I’ve been toying with an idea of exposing statistics for a Python application via shared memory to keep the performance impact on the application as low as possible. The goal being an application could passively expose a number of metrics that could either be periodically polled via munin/Icinga/etc plugins or interactive tools when diagnosing issues on a system.
Usually in the UNIX world you have 2 ways of accessing/manipulating data: memory addresses or streams (files). Manipulating data via memory addresses means pointers, offsets, malloc/free, etc. Stream interfaces manipulate data via read/write/seek system calls for files and send/recv/etc for sockets.
mmap gives you both interfaces. A memory mapped file can be manipulated via read/write/seek or by directly accessing its mapped memory region. The advantage of the latter is that this memory region is in userspace — meaning you can manipulate a file without incurring the overhead of write system calls for every manipulation.
Anyway, enough exposition, let’s see some code. (Despite mmap’s nice featureset, I’m only using it as a simple memory sharing mechanism anyway.) The following code shares a tiny bit of data between 2 Python processes using the excellent mmap module in the stdlib.
a.py writes to the memory mapped region, and
b.py reads the data out. ctypes allows for an easy way to create values in a memory mapped region and manipulate them like “normal” Python objects.
These code samples were written using Python 2.7 on Linux.
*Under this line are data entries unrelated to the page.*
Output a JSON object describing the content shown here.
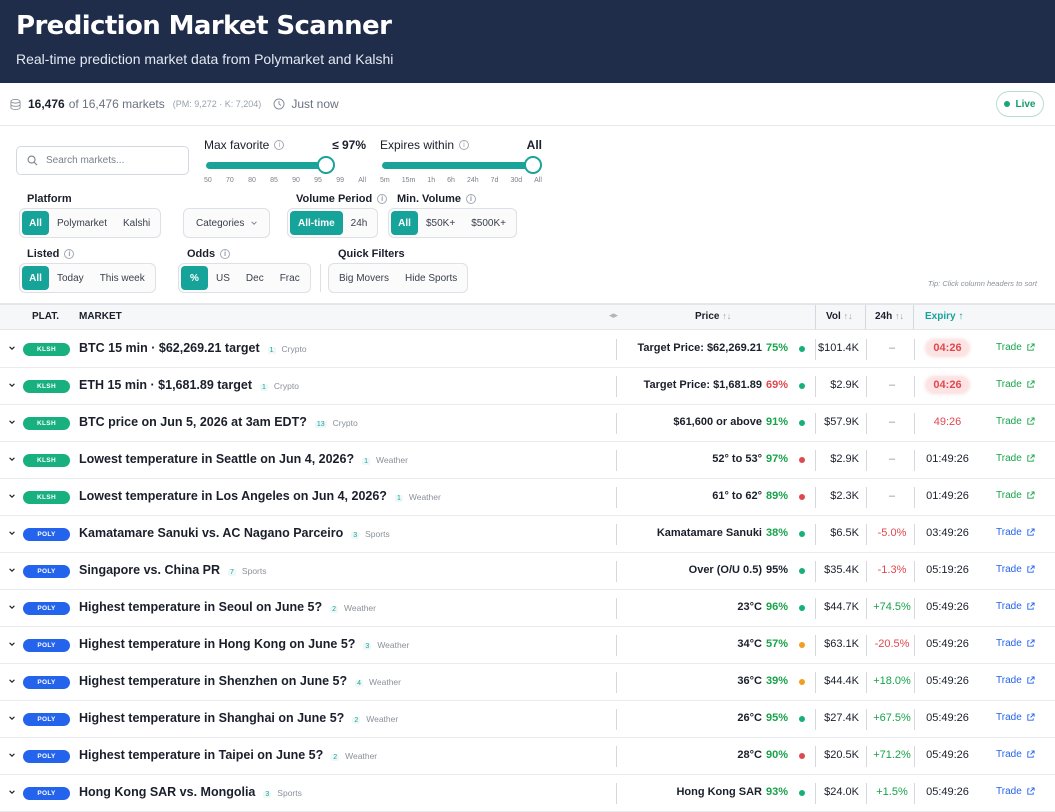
{
  "header": {
    "title": "Prediction Market Scanner",
    "subtitle": "Real-time prediction market data from Polymarket and Kalshi"
  },
  "status": {
    "count": "16,476",
    "total": "of 16,476 markets",
    "split": "(PM: 9,272 · K: 7,204)",
    "updated": "Just now",
    "live_label": "Live"
  },
  "search": {
    "placeholder": "Search markets..."
  },
  "max_favorite": {
    "label": "Max favorite",
    "value": "≤ 97%",
    "ticks": [
      "50",
      "70",
      "80",
      "85",
      "90",
      "95",
      "99",
      "All"
    ]
  },
  "expires_within": {
    "label": "Expires within",
    "value": "All",
    "ticks": [
      "5m",
      "15m",
      "1h",
      "6h",
      "24h",
      "7d",
      "30d",
      "All"
    ]
  },
  "platform": {
    "label": "Platform",
    "options": [
      "All",
      "Polymarket",
      "Kalshi"
    ],
    "selected": "All"
  },
  "categories": {
    "label": "Categories"
  },
  "volume_period": {
    "label": "Volume Period",
    "options": [
      "All-time",
      "24h"
    ],
    "selected": "All-time"
  },
  "min_volume": {
    "label": "Min. Volume",
    "options": [
      "All",
      "$50K+",
      "$500K+"
    ],
    "selected": "All"
  },
  "listed": {
    "label": "Listed",
    "options": [
      "All",
      "Today",
      "This week"
    ],
    "selected": "All"
  },
  "odds": {
    "label": "Odds",
    "options": [
      "%",
      "US",
      "Dec",
      "Frac"
    ],
    "selected": "%"
  },
  "quick_filters": {
    "label": "Quick Filters",
    "options": [
      "Big Movers",
      "Hide Sports"
    ]
  },
  "tip": "Tip: Click column headers to sort",
  "table": {
    "headers": {
      "platform": "PLAT.",
      "market": "MARKET",
      "price": "Price",
      "vol": "Vol",
      "change": "24h",
      "expiry": "Expiry"
    },
    "trade_label": "Trade",
    "rows": [
      {
        "platform": "KLSH",
        "title": "BTC 15 min · $62,269.21 target",
        "count": "1",
        "category": "Crypto",
        "price": "Target Price: $62,269.21",
        "pct": "75%",
        "pct_color": "#16a34a",
        "dot": "#16b07a",
        "vol": "$101.4K",
        "change": "–",
        "expiry": "04:26",
        "expiry_state": "urgent"
      },
      {
        "platform": "KLSH",
        "title": "ETH 15 min · $1,681.89 target",
        "count": "1",
        "category": "Crypto",
        "price": "Target Price: $1,681.89",
        "pct": "69%",
        "pct_color": "#e0484f",
        "dot": "#16b07a",
        "vol": "$2.9K",
        "change": "–",
        "expiry": "04:26",
        "expiry_state": "urgent"
      },
      {
        "platform": "KLSH",
        "title": "BTC price on Jun 5, 2026 at 3am EDT?",
        "count": "13",
        "category": "Crypto",
        "price": "$61,600 or above",
        "pct": "91%",
        "pct_color": "#16a34a",
        "dot": "#16b07a",
        "vol": "$57.9K",
        "change": "–",
        "expiry": "49:26",
        "expiry_state": "warn"
      },
      {
        "platform": "KLSH",
        "title": "Lowest temperature in Seattle on Jun 4, 2026?",
        "count": "1",
        "category": "Weather",
        "price": "52° to 53°",
        "pct": "97%",
        "pct_color": "#16a34a",
        "dot": "#e0484f",
        "vol": "$2.9K",
        "change": "–",
        "expiry": "01:49:26",
        "expiry_state": "normal"
      },
      {
        "platform": "KLSH",
        "title": "Lowest temperature in Los Angeles on Jun 4, 2026?",
        "count": "1",
        "category": "Weather",
        "price": "61° to 62°",
        "pct": "89%",
        "pct_color": "#16a34a",
        "dot": "#e0484f",
        "vol": "$2.3K",
        "change": "–",
        "expiry": "01:49:26",
        "expiry_state": "normal"
      },
      {
        "platform": "POLY",
        "title": "Kamatamare Sanuki vs. AC Nagano Parceiro",
        "count": "3",
        "category": "Sports",
        "price": "Kamatamare Sanuki",
        "pct": "38%",
        "pct_color": "#16a34a",
        "dot": "#16b07a",
        "vol": "$6.5K",
        "change": "-5.0%",
        "change_color": "#e0484f",
        "expiry": "03:49:26",
        "expiry_state": "normal"
      },
      {
        "platform": "POLY",
        "title": "Singapore vs. China PR",
        "count": "7",
        "category": "Sports",
        "price": "Over (O/U 0.5)",
        "pct": "95%",
        "pct_color": "#1a1f2b",
        "dot": "#16b07a",
        "vol": "$35.4K",
        "change": "-1.3%",
        "change_color": "#e0484f",
        "expiry": "05:19:26",
        "expiry_state": "normal"
      },
      {
        "platform": "POLY",
        "title": "Highest temperature in Seoul on June 5?",
        "count": "2",
        "category": "Weather",
        "price": "23°C",
        "pct": "96%",
        "pct_color": "#16a34a",
        "dot": "#16b07a",
        "vol": "$44.7K",
        "change": "+74.5%",
        "change_color": "#16a34a",
        "expiry": "05:49:26",
        "expiry_state": "normal"
      },
      {
        "platform": "POLY",
        "title": "Highest temperature in Hong Kong on June 5?",
        "count": "3",
        "category": "Weather",
        "price": "34°C",
        "pct": "57%",
        "pct_color": "#16a34a",
        "dot": "#f0a020",
        "vol": "$63.1K",
        "change": "-20.5%",
        "change_color": "#e0484f",
        "expiry": "05:49:26",
        "expiry_state": "normal"
      },
      {
        "platform": "POLY",
        "title": "Highest temperature in Shenzhen on June 5?",
        "count": "4",
        "category": "Weather",
        "price": "36°C",
        "pct": "39%",
        "pct_color": "#16a34a",
        "dot": "#f0a020",
        "vol": "$44.4K",
        "change": "+18.0%",
        "change_color": "#16a34a",
        "expiry": "05:49:26",
        "expiry_state": "normal"
      },
      {
        "platform": "POLY",
        "title": "Highest temperature in Shanghai on June 5?",
        "count": "2",
        "category": "Weather",
        "price": "26°C",
        "pct": "95%",
        "pct_color": "#16a34a",
        "dot": "#16b07a",
        "vol": "$27.4K",
        "change": "+67.5%",
        "change_color": "#16a34a",
        "expiry": "05:49:26",
        "expiry_state": "normal"
      },
      {
        "platform": "POLY",
        "title": "Highest temperature in Taipei on June 5?",
        "count": "2",
        "category": "Weather",
        "price": "28°C",
        "pct": "90%",
        "pct_color": "#16a34a",
        "dot": "#e0484f",
        "vol": "$20.5K",
        "change": "+71.2%",
        "change_color": "#16a34a",
        "expiry": "05:49:26",
        "expiry_state": "normal"
      },
      {
        "platform": "POLY",
        "title": "Hong Kong SAR vs. Mongolia",
        "count": "3",
        "category": "Sports",
        "price": "Hong Kong SAR",
        "pct": "93%",
        "pct_color": "#16a34a",
        "dot": "#16b07a",
        "vol": "$24.0K",
        "change": "+1.5%",
        "change_color": "#16a34a",
        "expiry": "05:49:26",
        "expiry_state": "normal"
      }
    ]
  }
}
They should work fine on any POSIX system, but Windows users will have to change the mmap calls to match the Windows API.
#!/usr/bin/env python import ctypes import mmap import os import struct def main(): # Create new empty file to back memory map on disk fd = os.open('/tmp/mmaptest', os.O_CREAT | os.O_TRUNC | os.O_RDWR) # Zero out the file to insure it's the right size assert os.write(fd, '\x00' * mmap.PAGESIZE) == mmap.PAGESIZE # Create the mmap instace with the following params: # fd: File descriptor which backs the mapping or -1 for anonymous mapping # length: Must in multiples of PAGESIZE (usually 4 KB) # flags: MAP_SHARED means other processes can share this mmap # prot: PROT_WRITE means this process can write to this mmap buf = mmap.mmap(fd, mmap.PAGESIZE, mmap.MAP_SHARED, mmap.PROT_WRITE) # Now create an int in the memory mapping i = ctypes.c_int.from_buffer(buf) # Set a value i.value = 10 # And manipulate it for kicks i.value += 1 assert i.value == 11 # Before we create a new value, we need to find the offset of the next free # memory address within the mmap offset = struct.calcsize(i._type_) # The offset should be uninitialized ('\x00') assert buf[offset] == '\x00' # Now ceate a string containing 'foo' by first creating a c_char array s_type = ctypes.c_char * len('foo') # Now create the ctypes instance s = s_type.from_buffer(buf, offset) # And finally set it s.raw = 'foo' print 'First 10 bytes of memory mapping: %r' % buf[:10] raw_input('Now run b.py and press ENTER') print print 'Changing i' i.value *= i.value print 'Changing s' s.raw = 'bar' new_i = raw_input('Enter a new value for i: ') i.value = int(new_i) if __name__ == '__main__': main()
import mmap import os import struct import time def main(): # Open the file for reading fd = os.open('/tmp/mmaptest', os.O_RDONLY) # Memory map the file buf = mmap.mmap(fd, mmap.PAGESIZE, mmap.MAP_SHARED, mmap.PROT_READ) i = None s = None while 1: new_i, = struct.unpack('i', buf[:4]) new_s, = struct.unpack('3s', buf[4:7]) if i != new_i or s != new_s: print 'i: %s => %d' % (i, new_i) print 's: %s => %s' % (s, new_s) print 'Press Ctrl-C to exit' i = new_i s = new_s time.sleep(1) if __name__ == '__main__': main()
(Note that I cruelly don’t clean up /tmp/mmaptest after the scripts finished. Consider it a 4KB tax for anyone who runs arbitrary code they found on the Internet without reading it first.)